Do your research on team, product, and traction before making an investment decision. That may involve stalking your entrepreneurs on LinkedIn, looking for interest about the company on Quora, or identifying customer interactions on Twitter. As mentioned, it may also involve speaking with customers (if a startup can’t refer you to a top customer, an evangelist, take that as a hint). Even if you like a company, try evaluating twenty (or two hundred) other startups before making your first investment.
If you don’t like a company, be mindful of an entrepreneur’s time by letting them know it won’t work as soon as you know, whether it is after the first email or in the middle of your second meeting. Not sure? Give them a fast no instead of stringing them along, hoping to keep the door open. Don’t share deals with other angels/VCs that you wouldn’t do. It biases the investor against that startup and it hurts the entrepreneur by closing a door that would have otherwise been open.

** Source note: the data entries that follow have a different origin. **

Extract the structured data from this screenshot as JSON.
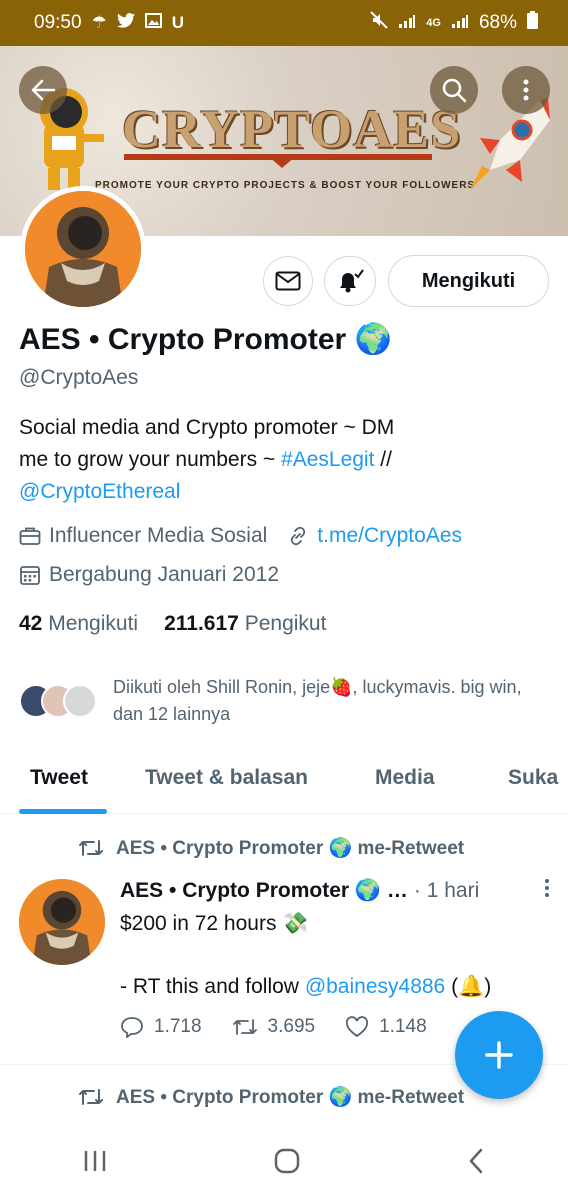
{
  "status_bar": {
    "time": "09:50",
    "left_icons": [
      "weather-icon",
      "twitter-icon",
      "gallery-icon",
      "u-icon"
    ],
    "signal_label": "4G",
    "battery": "68%"
  },
  "banner": {
    "title": "CRYPTOAES",
    "tagline": "PROMOTE YOUR CRYPTO PROJECTS & BOOST YOUR FOLLOWERS"
  },
  "profile": {
    "name": "AES • Crypto Promoter 🌍",
    "handle": "@CryptoAes",
    "bio_line1": "Social media and Crypto promoter ~ DM",
    "bio_line2_prefix": "me to grow your numbers ~ ",
    "bio_hashtag": "#AesLegit",
    "bio_line2_suffix": " //",
    "bio_mention": "@CryptoEthereal",
    "category": "Influencer Media Sosial",
    "website": "t.me/CryptoAes",
    "joined": "Bergabung Januari 2012",
    "following_count": "42",
    "following_label": "Mengikuti",
    "followers_count": "211.617",
    "followers_label": "Pengikut",
    "followed_by": "Diikuti oleh Shill Ronin, jeje🍓, luckymavis. big win, dan 12 lainnya",
    "follow_button": "Mengikuti"
  },
  "tabs": [
    {
      "label": "Tweet",
      "active": true
    },
    {
      "label": "Tweet & balasan",
      "active": false
    },
    {
      "label": "Media",
      "active": false
    },
    {
      "label": "Suka",
      "active": false
    }
  ],
  "tweet": {
    "retweet_label": "AES • Crypto Promoter 🌍 me-Retweet",
    "author": "AES • Crypto Promoter 🌍 …",
    "time": "· 1 hari",
    "line1": "$200 in 72 hours 💸",
    "line2_prefix": "- RT this and follow ",
    "line2_mention": "@bainesy4886",
    "line2_suffix": " (🔔)",
    "replies": "1.718",
    "retweets": "3.695",
    "likes": "1.148"
  },
  "next_tweet": {
    "retweet_label": "AES • Crypto Promoter 🌍 me-Retweet"
  },
  "colors": {
    "accent": "#1d9bf0",
    "status_bar": "#8a6306",
    "secondary_text": "#536471"
  }
}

The economics vs. the purpose
Healthcare startups are unique in that they offer double-bottom line benefits, cash and social impact. The same goes with angel investing in healthcare.

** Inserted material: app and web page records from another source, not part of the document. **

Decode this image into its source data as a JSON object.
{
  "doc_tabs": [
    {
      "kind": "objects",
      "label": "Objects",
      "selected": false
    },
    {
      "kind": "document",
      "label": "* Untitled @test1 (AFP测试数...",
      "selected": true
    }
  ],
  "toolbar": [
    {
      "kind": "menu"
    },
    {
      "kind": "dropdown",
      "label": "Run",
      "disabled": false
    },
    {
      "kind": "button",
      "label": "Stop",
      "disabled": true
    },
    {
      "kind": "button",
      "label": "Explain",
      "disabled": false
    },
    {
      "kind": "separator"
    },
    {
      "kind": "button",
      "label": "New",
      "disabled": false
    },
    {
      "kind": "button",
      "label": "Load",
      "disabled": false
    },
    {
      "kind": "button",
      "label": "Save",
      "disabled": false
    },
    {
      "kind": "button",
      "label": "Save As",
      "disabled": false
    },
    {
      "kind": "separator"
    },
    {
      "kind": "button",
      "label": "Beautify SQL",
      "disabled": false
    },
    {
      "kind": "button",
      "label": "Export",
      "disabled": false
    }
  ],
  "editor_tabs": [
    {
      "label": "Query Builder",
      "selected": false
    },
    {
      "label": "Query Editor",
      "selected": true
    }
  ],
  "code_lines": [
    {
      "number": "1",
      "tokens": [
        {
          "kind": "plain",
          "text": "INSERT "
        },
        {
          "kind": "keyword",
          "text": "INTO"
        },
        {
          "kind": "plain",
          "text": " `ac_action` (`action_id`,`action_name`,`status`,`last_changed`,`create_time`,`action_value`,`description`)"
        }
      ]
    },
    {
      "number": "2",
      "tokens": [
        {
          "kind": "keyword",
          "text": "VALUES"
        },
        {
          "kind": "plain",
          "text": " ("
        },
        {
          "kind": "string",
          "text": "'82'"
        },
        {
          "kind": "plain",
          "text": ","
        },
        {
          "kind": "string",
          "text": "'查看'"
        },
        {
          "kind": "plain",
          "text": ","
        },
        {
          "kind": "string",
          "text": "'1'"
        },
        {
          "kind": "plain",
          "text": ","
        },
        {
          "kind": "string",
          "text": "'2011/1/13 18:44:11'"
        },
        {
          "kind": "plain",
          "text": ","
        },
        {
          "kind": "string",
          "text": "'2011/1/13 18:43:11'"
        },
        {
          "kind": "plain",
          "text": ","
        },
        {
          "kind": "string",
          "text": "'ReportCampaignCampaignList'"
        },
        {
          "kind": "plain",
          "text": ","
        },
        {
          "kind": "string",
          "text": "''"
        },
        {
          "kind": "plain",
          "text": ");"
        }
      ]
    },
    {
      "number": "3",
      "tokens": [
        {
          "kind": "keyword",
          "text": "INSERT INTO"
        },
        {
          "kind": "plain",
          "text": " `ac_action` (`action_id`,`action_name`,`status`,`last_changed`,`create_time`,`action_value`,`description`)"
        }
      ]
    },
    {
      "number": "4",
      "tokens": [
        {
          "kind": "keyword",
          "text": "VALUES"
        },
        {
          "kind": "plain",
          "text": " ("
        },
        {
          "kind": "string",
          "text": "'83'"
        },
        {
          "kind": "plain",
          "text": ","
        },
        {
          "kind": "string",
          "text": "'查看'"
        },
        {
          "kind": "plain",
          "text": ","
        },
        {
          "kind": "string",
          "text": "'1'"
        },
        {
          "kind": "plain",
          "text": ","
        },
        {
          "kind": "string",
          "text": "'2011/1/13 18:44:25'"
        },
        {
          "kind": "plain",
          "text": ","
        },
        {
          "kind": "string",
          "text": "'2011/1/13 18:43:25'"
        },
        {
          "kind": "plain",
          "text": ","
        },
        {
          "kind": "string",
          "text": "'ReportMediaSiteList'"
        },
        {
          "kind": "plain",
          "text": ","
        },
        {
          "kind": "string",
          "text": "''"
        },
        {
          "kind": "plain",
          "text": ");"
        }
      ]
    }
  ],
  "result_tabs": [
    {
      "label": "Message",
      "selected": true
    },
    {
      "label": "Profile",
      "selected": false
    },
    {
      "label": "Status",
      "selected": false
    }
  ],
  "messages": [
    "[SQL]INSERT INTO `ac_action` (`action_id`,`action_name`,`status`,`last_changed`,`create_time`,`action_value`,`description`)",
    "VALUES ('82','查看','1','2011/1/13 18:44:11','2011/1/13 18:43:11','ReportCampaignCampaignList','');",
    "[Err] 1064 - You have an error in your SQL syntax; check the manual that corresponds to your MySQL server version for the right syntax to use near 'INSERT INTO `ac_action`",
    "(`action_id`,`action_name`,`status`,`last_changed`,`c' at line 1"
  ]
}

If you’re ready to say yes to a company, congratulations! So, what happens next? Most angel rounds take 5-10% of the company — but don’t expect a board seat. Look to invest alongside VCs who can take it to the next round, leaving the option open for you to invest. Try to make sure that your riskier angel investments are balanced with other ultra safe investments in your portfolio. Finally, make sure you’re emotionally ready to write that check. Until you get really good, consider it a learning expense.
Most importantly, angel investing is about helping exceptional people do amazing things, not about getting rich with the returns. Keep in mind that part of being an angel means that your can contribute to the company’s success beyond just writing a check — spend meaningful time with a startup as an advisor, help these companies attract and interview talent, or tap into your network to help them accelerate growth. Ultimately, the more you put in beyond the cash, the more you stand to gain, on both a personal and financial level.
This post was originally posted at Rock Health's blog.
Women 2.0 readers: Are you thinking about becoming an angel investor? Let us know in the comments.
About the guest interviewer: Dana Rosenberg is Director of Business Development at Rock Health. She manages strategic partnerships and sponsorships across the Rock Health incubator, events and research. Prior to Rock Health, Dana led user acquisition, engagement, marketing and PR at HealthTap and was a consultant at Easton Associates, a boutique healthcare strategy consulting firm in New York. Dana has a BS in Biology from Duke University. Follow her on Twitter at @DanaRosenberg.